Improvements to city and neighborhood streets is an ongoing effort and something that 80 percent of resident respondents feel should be a point of emphasis for the city over the next two years, according to the survey.
The survey was mailed to random households in Oklahoma City with the goal of at least 1,200 respondents. 1,238 did respond, resulting in data with a 2.7 percent margin of error and a 95 percent confidence level.
On Monday, the Oklahoma City Bond Advisory Committee approved and recommended to the City Council several street widening projects on Sara Road from SW 29 to SW 44 and on North Kelley Avenue from East Wilshire Boulevard to East Britton Road.
Also on Monday, the Community and Neighborhood Enhancement Advisory Board heard status updates on several street enhancement projects and street resurfacing efforts across the city from the Stockyards to Automobile Alley.
Several projects have been completed, many are ongoing with plans for completion this fall, and other plans are being submitted with work to start after finalized plans are approved.
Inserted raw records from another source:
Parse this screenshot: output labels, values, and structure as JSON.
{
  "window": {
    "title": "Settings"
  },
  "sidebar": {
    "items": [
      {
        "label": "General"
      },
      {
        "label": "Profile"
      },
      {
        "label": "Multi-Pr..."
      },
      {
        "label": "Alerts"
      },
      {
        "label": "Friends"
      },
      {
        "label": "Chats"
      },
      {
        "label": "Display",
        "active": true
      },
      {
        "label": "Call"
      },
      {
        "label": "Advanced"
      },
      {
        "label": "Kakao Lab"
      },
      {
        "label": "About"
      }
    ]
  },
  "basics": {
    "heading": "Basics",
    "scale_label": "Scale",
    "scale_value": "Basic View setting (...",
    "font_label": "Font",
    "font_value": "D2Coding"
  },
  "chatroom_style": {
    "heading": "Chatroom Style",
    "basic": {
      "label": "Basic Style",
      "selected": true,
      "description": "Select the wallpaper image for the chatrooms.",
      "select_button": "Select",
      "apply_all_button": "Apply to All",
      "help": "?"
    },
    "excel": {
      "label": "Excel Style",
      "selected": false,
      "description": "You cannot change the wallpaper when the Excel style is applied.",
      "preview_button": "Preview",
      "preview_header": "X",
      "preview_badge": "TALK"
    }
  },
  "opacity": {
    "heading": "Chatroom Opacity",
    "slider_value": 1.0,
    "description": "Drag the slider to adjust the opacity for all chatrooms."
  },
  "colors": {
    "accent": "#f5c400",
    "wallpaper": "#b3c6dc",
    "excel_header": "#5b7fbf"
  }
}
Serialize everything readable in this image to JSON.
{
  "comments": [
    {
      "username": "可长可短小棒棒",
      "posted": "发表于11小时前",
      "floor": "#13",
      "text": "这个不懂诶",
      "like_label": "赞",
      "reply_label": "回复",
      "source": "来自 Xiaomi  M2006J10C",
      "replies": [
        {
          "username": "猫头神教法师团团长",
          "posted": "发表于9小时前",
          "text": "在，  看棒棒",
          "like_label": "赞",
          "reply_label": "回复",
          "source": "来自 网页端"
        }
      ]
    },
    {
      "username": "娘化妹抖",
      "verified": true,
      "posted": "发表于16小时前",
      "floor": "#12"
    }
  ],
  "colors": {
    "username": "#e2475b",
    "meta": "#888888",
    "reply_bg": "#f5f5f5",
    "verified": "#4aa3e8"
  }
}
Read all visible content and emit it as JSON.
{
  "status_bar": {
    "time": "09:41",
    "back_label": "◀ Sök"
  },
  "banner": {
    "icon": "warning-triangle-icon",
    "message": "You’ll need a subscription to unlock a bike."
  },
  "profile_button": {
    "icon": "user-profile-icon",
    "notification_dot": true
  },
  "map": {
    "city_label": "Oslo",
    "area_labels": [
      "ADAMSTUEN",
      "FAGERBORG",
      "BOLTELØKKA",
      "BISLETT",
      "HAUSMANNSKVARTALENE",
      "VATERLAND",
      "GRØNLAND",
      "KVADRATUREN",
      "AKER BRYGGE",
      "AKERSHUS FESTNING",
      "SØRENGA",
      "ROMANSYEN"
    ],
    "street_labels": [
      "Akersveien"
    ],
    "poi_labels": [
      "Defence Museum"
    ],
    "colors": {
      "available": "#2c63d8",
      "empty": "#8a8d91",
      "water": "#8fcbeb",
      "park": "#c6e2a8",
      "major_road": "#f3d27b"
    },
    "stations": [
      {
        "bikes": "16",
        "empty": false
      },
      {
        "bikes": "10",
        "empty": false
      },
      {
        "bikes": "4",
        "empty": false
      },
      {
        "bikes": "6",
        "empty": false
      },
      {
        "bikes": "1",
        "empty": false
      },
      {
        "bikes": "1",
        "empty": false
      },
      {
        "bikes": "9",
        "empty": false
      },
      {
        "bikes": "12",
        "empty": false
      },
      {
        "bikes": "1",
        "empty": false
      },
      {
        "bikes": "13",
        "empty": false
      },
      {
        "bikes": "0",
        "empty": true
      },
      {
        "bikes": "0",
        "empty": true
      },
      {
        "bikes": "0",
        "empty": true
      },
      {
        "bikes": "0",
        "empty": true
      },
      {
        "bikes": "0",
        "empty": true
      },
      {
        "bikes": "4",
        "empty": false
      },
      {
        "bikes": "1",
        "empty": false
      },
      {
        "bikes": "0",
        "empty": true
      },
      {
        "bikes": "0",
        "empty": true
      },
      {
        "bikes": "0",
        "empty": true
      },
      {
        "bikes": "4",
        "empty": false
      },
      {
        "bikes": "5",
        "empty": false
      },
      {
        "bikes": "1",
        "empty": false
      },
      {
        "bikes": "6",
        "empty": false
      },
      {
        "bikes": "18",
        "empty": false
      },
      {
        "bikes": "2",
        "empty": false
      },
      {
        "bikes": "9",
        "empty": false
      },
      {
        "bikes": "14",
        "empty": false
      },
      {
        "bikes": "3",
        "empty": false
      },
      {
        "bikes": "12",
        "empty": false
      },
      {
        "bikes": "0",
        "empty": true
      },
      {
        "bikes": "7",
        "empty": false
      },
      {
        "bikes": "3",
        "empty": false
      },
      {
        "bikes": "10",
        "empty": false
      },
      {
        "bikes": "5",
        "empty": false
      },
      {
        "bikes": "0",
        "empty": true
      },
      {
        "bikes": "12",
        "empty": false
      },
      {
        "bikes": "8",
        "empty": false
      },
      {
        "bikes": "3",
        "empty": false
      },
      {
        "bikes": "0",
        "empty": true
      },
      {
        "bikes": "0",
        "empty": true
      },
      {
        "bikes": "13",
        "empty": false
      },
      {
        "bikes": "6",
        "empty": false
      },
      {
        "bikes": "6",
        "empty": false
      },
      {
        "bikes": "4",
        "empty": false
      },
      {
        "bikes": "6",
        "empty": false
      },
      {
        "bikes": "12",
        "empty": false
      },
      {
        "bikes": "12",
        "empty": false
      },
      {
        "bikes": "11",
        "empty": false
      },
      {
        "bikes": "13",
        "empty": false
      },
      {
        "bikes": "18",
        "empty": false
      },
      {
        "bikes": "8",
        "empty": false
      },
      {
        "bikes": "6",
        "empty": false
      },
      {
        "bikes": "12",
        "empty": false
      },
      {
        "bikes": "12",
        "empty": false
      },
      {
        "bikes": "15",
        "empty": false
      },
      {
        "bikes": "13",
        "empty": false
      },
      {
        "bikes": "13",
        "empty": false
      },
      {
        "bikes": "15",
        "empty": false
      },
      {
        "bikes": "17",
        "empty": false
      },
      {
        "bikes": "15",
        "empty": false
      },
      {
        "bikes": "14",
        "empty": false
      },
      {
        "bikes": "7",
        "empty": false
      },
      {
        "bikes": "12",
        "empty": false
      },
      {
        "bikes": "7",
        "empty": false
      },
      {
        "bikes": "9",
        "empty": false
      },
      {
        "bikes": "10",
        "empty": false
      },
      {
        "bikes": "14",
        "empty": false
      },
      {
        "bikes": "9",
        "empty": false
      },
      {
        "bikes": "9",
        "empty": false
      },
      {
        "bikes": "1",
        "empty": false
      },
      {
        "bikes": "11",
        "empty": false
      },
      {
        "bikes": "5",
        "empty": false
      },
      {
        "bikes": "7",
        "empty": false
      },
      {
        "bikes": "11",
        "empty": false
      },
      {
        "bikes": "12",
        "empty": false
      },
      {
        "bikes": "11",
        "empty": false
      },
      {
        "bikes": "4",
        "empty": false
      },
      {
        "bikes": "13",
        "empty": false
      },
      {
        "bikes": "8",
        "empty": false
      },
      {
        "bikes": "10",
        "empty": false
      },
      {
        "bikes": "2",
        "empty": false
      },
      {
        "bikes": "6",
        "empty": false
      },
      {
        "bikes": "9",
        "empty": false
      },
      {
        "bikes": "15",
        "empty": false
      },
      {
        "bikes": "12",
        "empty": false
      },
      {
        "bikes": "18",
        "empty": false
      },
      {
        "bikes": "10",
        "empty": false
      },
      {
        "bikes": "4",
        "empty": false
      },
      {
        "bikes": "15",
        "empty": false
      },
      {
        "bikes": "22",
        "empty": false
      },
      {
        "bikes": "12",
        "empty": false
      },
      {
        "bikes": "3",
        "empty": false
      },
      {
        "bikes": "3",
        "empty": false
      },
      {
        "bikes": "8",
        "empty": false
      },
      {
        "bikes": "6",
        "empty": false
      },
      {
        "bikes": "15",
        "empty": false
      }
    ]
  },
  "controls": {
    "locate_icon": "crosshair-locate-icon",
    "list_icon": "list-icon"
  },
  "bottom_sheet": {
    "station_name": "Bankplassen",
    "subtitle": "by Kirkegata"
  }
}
“There’s been a lot of construction near my office this year on roads, which was inconvenient at the time, but it’s been a pretty great little improvement that they’ve put in new paved roads around,” said Howard.
City residents voted to approve 13 bond measures and two sales tax increases in 2017 to address streets and safety, the initiative is known as better streets, safer city. Funds from the temporary sales tax increase, which is estimated to be $240 million, are earmarked for various street improvement plans.
Working alongside the 2017 sales tax is the project’s general obligation bond package that directs $967 million for street upgrades along with fire, police and park facility improvements.
The package is the successor to a 2007 bond initiative that also focused on similar street and infrastructure improvements.
Additionally, the Oklahoma Department of Transportation added funding for more than 300 highway and infrastructure projects to its eight-year plan on Monday, including completion of the Interstate 240 and Interstate 35 junction in south Oklahoma City along with $20 million in improvements to the Interstate 40 and Interstate 44 junction in 2029 and an estimated $48 million in upgrades to the State Highway 152 junction with I-44 and I-240 in 2029.